Nintendo promotes Wii U with toy figures
By Glenn Chapman, AFP June 12, 2014, 12:00 am TWN
SAN FRANCISCO, California--Nintendo on Tuesday said it is adding real-world game figures to Wii U play to boost the popularity of its console, which has lagged rivals in the market.
Nintendo is blending Will U virtual play with tangible toys as it faces off against powerhouse offerings from Xbox One and PlayStation 4 at an E3 gathering here.
The Japanese video game stalwart is jumping on a trend that has paid off for publisher Activision with "Skylanders" and for Disney Interactive with "Infinity" play launched last year with characters from Pixar film "The Incredibles."
"It's been very successful," Disney Infinity senior producer Sean Patton said as he showed off new 'Marvel Super Heroes' interactive game pieces due for release later this year.
Game pieces give players toys then can hold, collect, and taken with them in ways that extend on-screen fun into the real-world, Patton noted while discussing their appeal.
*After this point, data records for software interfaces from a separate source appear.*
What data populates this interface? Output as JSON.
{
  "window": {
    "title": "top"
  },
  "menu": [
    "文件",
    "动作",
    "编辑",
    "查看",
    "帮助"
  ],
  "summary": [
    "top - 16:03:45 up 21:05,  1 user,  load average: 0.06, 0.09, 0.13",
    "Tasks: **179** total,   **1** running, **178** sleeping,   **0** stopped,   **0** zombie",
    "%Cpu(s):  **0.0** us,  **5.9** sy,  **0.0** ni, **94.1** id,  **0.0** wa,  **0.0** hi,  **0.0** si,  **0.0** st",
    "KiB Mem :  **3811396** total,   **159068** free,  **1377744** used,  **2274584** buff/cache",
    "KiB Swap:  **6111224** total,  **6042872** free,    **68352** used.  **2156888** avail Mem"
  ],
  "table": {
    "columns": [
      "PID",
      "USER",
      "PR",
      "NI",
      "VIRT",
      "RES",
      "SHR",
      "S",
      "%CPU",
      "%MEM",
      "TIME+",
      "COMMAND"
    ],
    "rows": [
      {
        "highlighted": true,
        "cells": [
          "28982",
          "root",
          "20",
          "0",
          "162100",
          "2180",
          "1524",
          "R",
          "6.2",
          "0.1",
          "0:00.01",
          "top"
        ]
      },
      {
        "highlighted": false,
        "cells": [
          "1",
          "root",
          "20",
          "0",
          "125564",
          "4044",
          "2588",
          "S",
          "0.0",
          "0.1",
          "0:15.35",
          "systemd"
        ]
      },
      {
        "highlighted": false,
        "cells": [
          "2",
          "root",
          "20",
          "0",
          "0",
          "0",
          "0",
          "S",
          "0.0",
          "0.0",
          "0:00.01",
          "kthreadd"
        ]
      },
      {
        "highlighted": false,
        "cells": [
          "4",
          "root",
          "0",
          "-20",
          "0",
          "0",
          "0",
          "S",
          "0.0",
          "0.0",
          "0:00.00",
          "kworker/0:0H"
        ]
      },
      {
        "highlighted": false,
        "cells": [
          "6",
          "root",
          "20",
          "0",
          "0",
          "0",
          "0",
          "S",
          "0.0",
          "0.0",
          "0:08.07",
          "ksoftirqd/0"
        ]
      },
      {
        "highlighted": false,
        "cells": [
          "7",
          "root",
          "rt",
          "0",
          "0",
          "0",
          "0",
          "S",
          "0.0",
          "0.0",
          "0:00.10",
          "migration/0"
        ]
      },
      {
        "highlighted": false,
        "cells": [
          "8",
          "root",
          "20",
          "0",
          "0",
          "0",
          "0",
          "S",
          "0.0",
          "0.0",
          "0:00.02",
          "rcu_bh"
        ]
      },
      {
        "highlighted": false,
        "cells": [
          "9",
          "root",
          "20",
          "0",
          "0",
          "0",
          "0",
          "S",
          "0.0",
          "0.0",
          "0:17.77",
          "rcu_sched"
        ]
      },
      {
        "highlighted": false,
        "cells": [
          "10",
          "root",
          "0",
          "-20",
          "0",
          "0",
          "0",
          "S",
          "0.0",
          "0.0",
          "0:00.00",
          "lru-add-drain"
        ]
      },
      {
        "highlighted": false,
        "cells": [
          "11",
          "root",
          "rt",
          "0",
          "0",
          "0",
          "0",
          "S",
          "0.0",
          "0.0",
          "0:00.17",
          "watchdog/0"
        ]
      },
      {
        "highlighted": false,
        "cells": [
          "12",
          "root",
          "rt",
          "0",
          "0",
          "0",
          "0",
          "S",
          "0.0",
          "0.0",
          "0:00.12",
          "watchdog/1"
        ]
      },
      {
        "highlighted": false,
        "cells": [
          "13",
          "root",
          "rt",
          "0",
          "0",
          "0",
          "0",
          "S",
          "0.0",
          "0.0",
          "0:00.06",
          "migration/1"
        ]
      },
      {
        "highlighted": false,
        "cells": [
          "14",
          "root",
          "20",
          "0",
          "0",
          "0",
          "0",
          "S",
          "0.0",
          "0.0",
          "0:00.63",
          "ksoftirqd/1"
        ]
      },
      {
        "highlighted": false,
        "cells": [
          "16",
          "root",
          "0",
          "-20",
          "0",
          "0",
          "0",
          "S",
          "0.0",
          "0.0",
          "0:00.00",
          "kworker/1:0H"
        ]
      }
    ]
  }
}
Those being play at the Disney booth on the Electronic Entertainment Expo (E3) show floor included Hulk, Iron Man, and Spider Man. Versions of Disney Infinity are tailored for all major consoles.
Toys To Life
Activision pioneered the "Toys-To-Life" category in 2011 with the introduction of "Spyro's Adventure" in a shrewd move bridging virtual worlds and real life when it comes to video games.
Skylanders has become a US$2 billion franchise, according to Activision.
"We shook up the kids game industry, and it was a phenomenal success," said Paul Reiche, co-founder of Toys for Bob studio that created 'Skylanders.'
"People grow up thinking their toys are alive; we just want to make that true."
Actually handling toys and sharing in-game experiences with them has resonated with players young and old, according to Reiche.
While the prime demographic for "Skylanders" is pre-teen boys, there was a lengthy queue waiting to demo a coming "Trap Team" version of the game at E3 where children are not allowed.
MOST POPULAR OF THIS SECTION